WHAT IS EXPECTED: The answer must be a single number: how many lines in this listing hold the word "address".

(DATA FOR REVIEW begins)

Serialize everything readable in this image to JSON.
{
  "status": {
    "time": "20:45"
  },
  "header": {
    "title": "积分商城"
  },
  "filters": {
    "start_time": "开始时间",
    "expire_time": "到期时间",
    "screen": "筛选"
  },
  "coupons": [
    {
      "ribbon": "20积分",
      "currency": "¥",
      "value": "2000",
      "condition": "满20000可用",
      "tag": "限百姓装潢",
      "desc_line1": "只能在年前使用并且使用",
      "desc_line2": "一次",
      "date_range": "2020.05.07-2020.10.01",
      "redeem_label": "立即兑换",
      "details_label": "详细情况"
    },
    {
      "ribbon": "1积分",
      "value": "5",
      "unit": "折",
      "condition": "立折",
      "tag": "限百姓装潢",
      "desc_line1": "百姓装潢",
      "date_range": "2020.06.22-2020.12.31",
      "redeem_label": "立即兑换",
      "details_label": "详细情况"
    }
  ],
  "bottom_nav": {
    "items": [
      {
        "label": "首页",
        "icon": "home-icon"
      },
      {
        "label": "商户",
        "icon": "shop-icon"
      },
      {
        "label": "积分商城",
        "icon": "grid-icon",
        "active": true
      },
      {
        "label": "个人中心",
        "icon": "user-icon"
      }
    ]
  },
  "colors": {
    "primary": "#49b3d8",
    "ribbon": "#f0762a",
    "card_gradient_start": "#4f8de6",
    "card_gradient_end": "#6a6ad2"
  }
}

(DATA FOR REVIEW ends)
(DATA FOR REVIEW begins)

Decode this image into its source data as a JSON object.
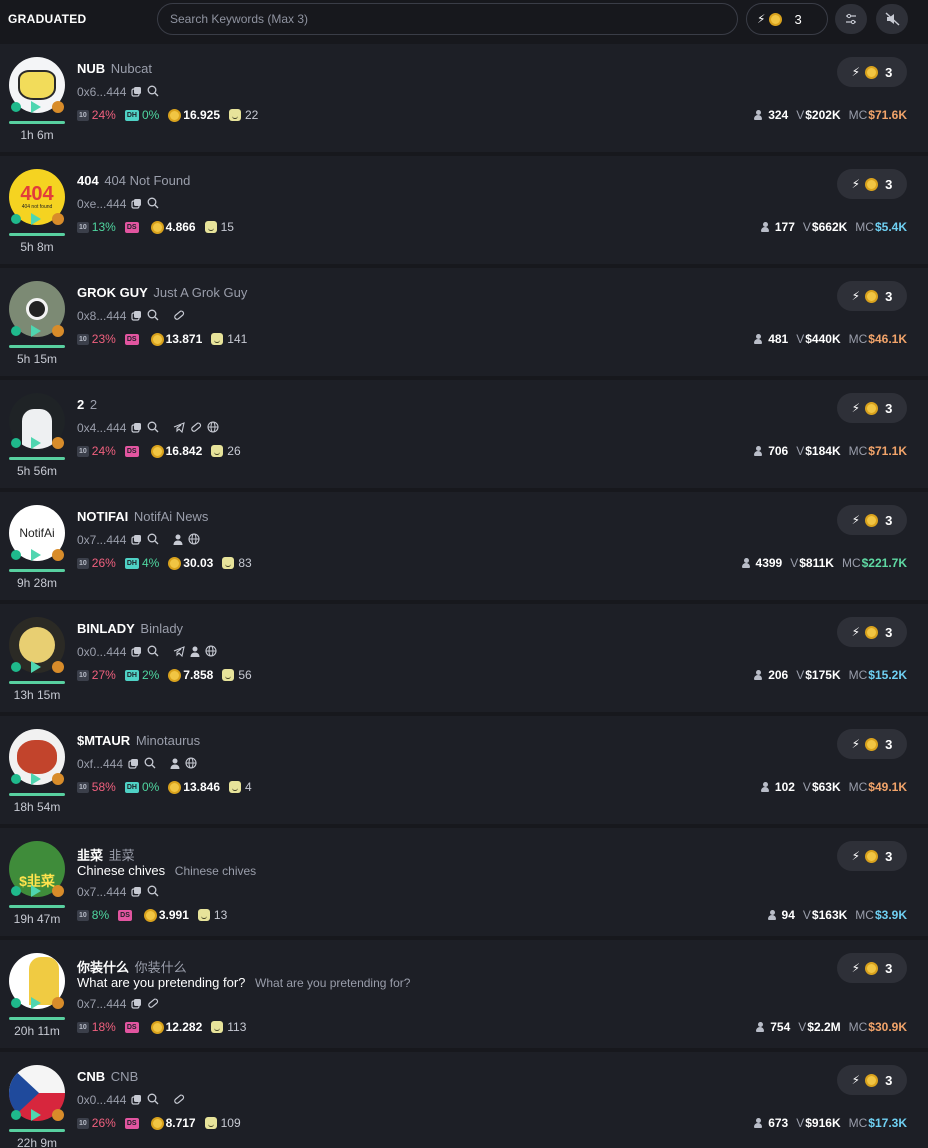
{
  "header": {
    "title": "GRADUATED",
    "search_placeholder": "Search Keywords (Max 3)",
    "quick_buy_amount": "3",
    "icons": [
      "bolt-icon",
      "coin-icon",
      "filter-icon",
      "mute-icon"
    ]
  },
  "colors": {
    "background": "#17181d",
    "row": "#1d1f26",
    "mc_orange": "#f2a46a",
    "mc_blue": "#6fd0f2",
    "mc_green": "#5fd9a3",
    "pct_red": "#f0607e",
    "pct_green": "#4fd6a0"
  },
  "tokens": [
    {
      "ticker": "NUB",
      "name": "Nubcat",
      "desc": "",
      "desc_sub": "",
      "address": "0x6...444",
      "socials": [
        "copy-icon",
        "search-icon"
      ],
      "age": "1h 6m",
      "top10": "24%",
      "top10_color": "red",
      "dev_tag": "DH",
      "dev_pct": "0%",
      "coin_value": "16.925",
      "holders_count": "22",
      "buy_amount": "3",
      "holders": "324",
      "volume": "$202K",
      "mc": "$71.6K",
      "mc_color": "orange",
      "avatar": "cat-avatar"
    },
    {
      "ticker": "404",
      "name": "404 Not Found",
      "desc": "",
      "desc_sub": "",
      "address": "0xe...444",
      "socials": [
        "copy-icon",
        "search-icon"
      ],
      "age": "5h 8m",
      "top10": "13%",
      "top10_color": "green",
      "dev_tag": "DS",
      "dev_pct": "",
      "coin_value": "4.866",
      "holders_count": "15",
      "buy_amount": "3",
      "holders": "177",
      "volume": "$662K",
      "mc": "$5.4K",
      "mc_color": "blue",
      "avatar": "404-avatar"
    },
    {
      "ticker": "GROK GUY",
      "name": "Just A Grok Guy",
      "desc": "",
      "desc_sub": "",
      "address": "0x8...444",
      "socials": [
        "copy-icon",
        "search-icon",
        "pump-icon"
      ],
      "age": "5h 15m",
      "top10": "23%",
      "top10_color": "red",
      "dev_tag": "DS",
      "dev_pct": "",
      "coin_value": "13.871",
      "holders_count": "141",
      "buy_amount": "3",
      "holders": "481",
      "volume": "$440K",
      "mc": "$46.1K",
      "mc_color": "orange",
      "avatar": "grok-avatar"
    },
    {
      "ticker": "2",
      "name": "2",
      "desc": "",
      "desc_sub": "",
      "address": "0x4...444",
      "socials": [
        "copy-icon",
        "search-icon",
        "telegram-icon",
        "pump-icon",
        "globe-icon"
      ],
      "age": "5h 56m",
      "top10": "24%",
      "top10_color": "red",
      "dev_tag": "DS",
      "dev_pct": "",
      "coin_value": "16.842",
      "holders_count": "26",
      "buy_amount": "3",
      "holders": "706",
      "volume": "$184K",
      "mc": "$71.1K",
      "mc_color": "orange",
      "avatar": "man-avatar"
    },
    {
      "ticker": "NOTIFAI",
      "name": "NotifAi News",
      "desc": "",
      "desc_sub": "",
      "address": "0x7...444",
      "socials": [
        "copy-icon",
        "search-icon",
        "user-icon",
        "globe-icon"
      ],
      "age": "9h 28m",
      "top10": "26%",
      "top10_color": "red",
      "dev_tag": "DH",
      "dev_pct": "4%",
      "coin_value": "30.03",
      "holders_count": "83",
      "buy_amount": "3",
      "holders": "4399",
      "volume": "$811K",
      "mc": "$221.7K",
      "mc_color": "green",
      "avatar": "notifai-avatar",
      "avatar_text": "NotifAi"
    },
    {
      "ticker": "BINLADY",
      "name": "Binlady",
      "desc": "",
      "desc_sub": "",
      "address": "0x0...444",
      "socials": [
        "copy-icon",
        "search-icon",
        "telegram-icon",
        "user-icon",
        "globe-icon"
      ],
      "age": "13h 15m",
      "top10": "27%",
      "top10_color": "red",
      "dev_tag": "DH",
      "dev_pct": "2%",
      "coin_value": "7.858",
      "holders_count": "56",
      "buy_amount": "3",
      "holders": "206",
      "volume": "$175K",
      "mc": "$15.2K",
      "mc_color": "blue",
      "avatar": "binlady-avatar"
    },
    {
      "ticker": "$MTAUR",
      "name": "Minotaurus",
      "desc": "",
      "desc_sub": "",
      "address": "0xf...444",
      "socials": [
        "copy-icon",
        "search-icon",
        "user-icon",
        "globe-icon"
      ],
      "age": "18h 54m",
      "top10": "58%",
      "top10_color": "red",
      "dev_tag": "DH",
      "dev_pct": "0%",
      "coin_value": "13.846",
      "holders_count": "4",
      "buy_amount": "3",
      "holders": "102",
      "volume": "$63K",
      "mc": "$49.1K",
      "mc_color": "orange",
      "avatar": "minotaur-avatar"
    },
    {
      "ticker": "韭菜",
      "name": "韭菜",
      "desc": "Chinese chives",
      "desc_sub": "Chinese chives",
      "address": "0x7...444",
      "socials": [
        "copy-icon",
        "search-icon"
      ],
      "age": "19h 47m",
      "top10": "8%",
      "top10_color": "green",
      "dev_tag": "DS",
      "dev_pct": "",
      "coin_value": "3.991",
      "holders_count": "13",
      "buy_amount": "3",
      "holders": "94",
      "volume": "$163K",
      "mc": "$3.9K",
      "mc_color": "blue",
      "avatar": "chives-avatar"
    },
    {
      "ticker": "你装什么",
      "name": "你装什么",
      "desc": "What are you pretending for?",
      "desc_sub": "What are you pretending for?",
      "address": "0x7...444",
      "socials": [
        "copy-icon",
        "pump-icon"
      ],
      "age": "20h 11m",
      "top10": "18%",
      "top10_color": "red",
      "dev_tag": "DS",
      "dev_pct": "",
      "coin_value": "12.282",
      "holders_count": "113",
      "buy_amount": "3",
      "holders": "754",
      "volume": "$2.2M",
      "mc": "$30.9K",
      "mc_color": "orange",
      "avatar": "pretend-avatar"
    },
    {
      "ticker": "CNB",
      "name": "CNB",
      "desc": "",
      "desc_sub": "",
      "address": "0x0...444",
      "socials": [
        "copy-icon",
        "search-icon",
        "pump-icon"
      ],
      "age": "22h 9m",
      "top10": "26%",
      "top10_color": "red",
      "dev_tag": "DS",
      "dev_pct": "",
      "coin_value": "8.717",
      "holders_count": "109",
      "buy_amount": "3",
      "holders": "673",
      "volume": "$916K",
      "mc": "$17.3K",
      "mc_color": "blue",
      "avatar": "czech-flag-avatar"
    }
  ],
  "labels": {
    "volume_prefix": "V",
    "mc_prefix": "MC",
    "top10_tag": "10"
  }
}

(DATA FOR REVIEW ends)

ANSWER TO THIS PROBLEM: 10